I do owe myself coming as clean as I can in this space, a space I had caved out with the soul purpose of building a community accepting of any and all ways of recovery. I feel hypocritical, apologetic, and like I learned a lot from an experience that could have really hurt me if I was a different person/a different type of drinker.
Basically, I am writing these words for me and as a way to say I am here again. I am occupying this sober space once more, with more knowledge, more experience, and more kindness. I do hope you stop by and appreciate those of you who have stayed on since September, re-reading old posts, and reminding me I can always come home.
I don’t want these words to make you feel angry at either them or me, these words are not about sides, they’re about the right I have to share my story, the acceptance that I made a mistake that hurt someone I respected and still feels costly to me in terms of how much I lost (a friend, an entire program, my way). I don’t want this post to read as a woe as me diatribe or anything close.
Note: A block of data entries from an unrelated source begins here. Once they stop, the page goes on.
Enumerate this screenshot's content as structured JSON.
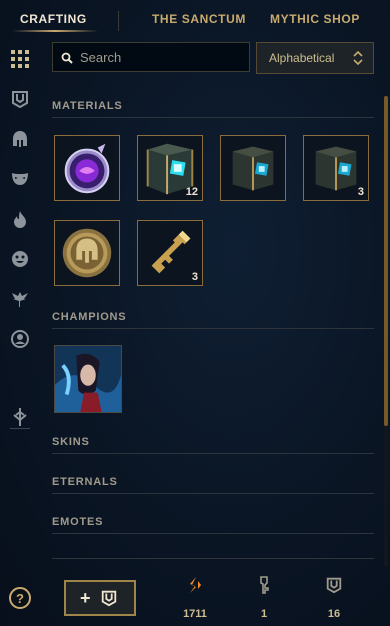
{
  "tabs": [
    {
      "label": "CRAFTING",
      "active": true
    },
    {
      "label": "THE SANCTUM",
      "active": false
    },
    {
      "label": "MYTHIC SHOP",
      "active": false
    }
  ],
  "search": {
    "placeholder": "Search"
  },
  "sort": {
    "value": "Alphabetical"
  },
  "sections": {
    "materials": "MATERIALS",
    "champions": "CHAMPIONS",
    "skins": "SKINS",
    "eternals": "ETERNALS",
    "emotes": "EMOTES"
  },
  "materials": [
    {
      "icon": "orb-icon",
      "count": ""
    },
    {
      "icon": "hextech-chest-icon",
      "count": "12"
    },
    {
      "icon": "masterwork-chest-icon",
      "count": ""
    },
    {
      "icon": "champion-chest-icon",
      "count": "3"
    },
    {
      "icon": "champion-token-icon",
      "count": ""
    },
    {
      "icon": "hextech-key-icon",
      "count": "3"
    }
  ],
  "footer": {
    "help": "?",
    "add_label": "+",
    "currencies": [
      {
        "icon": "orange-essence-icon",
        "value": "1711"
      },
      {
        "icon": "key-fragment-icon",
        "value": "1"
      },
      {
        "icon": "chest-count-icon",
        "value": "16"
      }
    ]
  },
  "colors": {
    "gold": "#c8aa6e",
    "accent_orange": "#f08a2a",
    "background": "#0a1524"
  }
}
I do want to continue to show up one day at a time with the knowledge (learnt from what happened) that one day is what counts.
Caroline Knapp, the author of Drinking: A Love Story writes: “Hope came not from circumstances or the acquisition of things but from the simple accumulation of active experience, from gritting the teeth and checking the items off the list, one by one, even though it’s painful and you’re afraid.”
I am afraid to write and publish these words. If I judged, I know others will judge me. I know this post is honest and I know I also could just save it in my drafts folder. What I know most is that none of that would save me. This in its self won’t either, but in the end, my accumulated lived out loud experiences, are better than any half-truths I keep hidden away.